Doctors often tell us, "cut back on your salt." And just like too much dietary salt is bad for blood pressure, too much salt in our nation's streams, lakes, and reservoirs threatens ecosystem health and the security of our nation's drinking water and food supplies.
"Salt levels are rising fast in freshwaters across the United States," said Stanley Grant, professor of civil and environmental engineering in the Virginia Tech College of Engineering and the principal investigator of a recent multimillion dollar grant from the National Science Foundation aimed at addressing the issue.
"It's a slow-moving train wreck. If we don't figure out how to reverse this trend soon, it could become one of our nation's top environmental challenges going forward."
Typical culprits include excessive de-icer use on roads and parking lots during the winter, as well as the discharge of industrial and municipal wastewaters. But putting our nation on a salt diet will not be easy.
"Reversing freshwater salinization will require changing the way we design and operate our engineered infrastructure, but also changing the everyday choices we all make, from which home products we use, such as detergents, to how much salt to sprinkle on our icy driveway," said Sujay Kaushal, a co-principal investigator on the NSF grant at the University of Maryland and an international expert on freshwater salinization.
"It's going to require finding new ways to collaborate across disciplinary boundaries - and across the traditional academic/practitioner divide."
The grant, which provides up to $3.6 million to the researchers over five years, was awarded through the National Science Foundation's Growing Convergence Research (GCR) program, which aims to catalyze solutions to societal grand challenges by the merging of ideas, approaches, and technologies from widely diverse fields of knowledge to stimulate innovation and discovery.
"Growing Convergence Research is one of NSF's Big Ten Ideas," said Megan Rippy, an assistant professor of civil and environmental engineering at Virginia Tech and a co-principal investigator on the project. "Our grant is in the second cohort of research projects funded under NSF's GCR program, which makes this project all the more exciting."
Freshwater salinization is just one of many upcoming environmental threats that won't be easily solved with traditional (top-down regulatory) approaches.

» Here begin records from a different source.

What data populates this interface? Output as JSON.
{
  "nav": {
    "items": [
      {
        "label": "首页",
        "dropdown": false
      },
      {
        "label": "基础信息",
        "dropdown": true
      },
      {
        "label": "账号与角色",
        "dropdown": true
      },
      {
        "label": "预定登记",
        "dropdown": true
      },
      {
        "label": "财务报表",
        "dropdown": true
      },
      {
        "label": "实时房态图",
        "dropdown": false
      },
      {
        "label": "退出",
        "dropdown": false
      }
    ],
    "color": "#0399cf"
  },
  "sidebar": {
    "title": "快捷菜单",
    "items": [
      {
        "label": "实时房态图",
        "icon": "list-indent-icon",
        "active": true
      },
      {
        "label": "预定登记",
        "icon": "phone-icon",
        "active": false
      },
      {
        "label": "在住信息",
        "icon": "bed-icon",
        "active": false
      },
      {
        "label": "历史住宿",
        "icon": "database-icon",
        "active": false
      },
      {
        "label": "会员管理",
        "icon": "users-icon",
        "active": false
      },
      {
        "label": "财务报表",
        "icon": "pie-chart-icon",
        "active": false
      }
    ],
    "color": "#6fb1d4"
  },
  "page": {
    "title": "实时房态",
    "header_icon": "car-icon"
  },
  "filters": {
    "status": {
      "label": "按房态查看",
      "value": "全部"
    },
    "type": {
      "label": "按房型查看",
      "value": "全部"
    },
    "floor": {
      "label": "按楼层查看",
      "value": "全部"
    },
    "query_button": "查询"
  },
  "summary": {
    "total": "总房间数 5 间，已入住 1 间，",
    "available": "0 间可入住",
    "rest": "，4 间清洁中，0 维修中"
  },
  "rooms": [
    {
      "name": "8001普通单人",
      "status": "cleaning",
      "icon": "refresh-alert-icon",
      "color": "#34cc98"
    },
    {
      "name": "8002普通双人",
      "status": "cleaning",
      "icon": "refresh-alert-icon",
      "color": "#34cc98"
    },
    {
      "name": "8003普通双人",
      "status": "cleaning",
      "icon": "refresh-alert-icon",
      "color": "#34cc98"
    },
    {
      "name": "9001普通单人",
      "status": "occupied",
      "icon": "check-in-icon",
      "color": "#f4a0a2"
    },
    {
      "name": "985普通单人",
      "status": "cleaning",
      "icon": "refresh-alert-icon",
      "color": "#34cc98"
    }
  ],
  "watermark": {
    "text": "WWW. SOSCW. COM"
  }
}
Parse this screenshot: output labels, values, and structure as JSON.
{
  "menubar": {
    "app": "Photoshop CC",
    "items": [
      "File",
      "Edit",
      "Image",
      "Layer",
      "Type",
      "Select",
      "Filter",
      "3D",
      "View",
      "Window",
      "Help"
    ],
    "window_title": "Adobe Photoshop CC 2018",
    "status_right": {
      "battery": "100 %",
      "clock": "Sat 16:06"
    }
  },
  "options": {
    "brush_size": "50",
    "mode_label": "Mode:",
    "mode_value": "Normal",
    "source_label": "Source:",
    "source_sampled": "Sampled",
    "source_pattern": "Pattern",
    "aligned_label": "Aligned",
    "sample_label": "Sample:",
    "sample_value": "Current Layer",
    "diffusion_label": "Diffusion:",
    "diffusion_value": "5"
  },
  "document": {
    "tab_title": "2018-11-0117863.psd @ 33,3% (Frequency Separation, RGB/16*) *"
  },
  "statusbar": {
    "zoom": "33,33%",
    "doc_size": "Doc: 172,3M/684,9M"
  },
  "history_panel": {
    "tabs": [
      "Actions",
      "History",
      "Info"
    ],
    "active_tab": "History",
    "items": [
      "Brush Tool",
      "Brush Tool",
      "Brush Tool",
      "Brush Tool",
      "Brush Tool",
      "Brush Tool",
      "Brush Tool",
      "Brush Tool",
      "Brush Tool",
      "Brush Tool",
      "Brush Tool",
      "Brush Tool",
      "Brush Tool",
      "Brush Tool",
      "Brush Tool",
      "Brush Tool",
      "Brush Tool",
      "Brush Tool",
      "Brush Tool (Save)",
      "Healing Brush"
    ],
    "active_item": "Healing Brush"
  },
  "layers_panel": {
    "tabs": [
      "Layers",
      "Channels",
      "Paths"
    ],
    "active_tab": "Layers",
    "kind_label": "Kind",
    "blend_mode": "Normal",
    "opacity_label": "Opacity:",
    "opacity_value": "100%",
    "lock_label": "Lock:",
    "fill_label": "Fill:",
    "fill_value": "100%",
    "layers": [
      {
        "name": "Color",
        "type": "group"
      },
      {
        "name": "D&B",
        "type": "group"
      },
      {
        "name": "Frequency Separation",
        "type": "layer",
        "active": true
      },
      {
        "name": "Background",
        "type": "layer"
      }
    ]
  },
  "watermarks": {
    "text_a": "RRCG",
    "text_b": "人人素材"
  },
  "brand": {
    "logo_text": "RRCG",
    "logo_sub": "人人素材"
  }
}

"Emerging environmental challenges, like freshwater salinization, are tough to address because there isn't much appetite in this country right now for big regulatory fixes, and there is no single 'bad guy' to go after. We all contribute to the problem in some small way," said Thomas Birkland, another co-principal investigator on the project and a professor of public policy at NC State. "It's a classic 'tragedy of the commons' problem. Through our collective actions we unwittingly deplete the very resource that we all rely on for survival."
The researchers are borrowing a page from Nobel prize-winning political scientist Elinor Ostrom, who demonstrated, through case studies across the United States and around the world that, under the right circumstances, common pool resources, like drinking water and freshwater ecosystems, can be effectively self-managed by local stakeholders.
The team hypothesizes that this "bottom-up" approach to resource management can be catalyzed through convergent research.
"In our case, convergence refers to a process of engaging researchers, government agencies, and other stakeholders in rich deliberations to collectively design and test locally-tailored solutions," said Todd Schenk, an associate professor in the School of Public and International Affairs at Virginia Tech and a co-principal investigator on the project.
"We plan to test this new approach by working with the local communities and institutions to improve salt management in the Occoquan Reservoir, an important drinking water source for Fairfax Water, a water utility serving about 2 million people in Northern Virginia."
The NSF award will also help catalyze collaborations between the Occoquan Watershed Monitoring Laboratory, which Grant co-directs, and other research programs at Virginia Tech, as well as at universities, research foundations, and government agencies across the United States and internationally.
The laboratory was established in 1972 to serve as an unbiased source of scientific monitoring of the Occoquan Reservoir, the site of the nation's first deliberate use of reclaimed wastewater to supplement a surface drinking water supply.
"While it's often hidden from the public eye, freshwater salinization is a serious problem for coastal zones around the world," said Robert Weiss, director of the Center for Coastal Studies at Virginia Tech, housed within the Fralin Life Sciences Institute, and professor of natural hazards in the Department of Geosciences in the College of Science.
"This team's transdisciplinary research will benefit communities and society in general and underscores Virginia Tech's commitment to the principles of the land-grant university in the 21st century." Experience gained and lessons learned from the project will be upscaled nationally and globally in partnership with The Water Research Foundation.
"From my viewpoint, this project is tailor-made for today's environmental science and engineering student," said Grant. "They're not just interested in solving narrow, technical problems. They really want to see that connection to policy and connection to change. They want to tap into a passion about the future of the planet and become a force for good."
Additional faculty on the project include Marc Edwards, University Distinguished Professor in the Department of Civil and Environmental Engineering at Virginia Tech; Jesus Gomez-Velez, an assistant professor at Vanderbilt University; Erin Hotchkiss, an assistant professor in the Department of Biological Sciences at Virginia Tech; and Peter Vikesland, a professor in the Department of Civil and Environmental Engineering at Virginia Tech.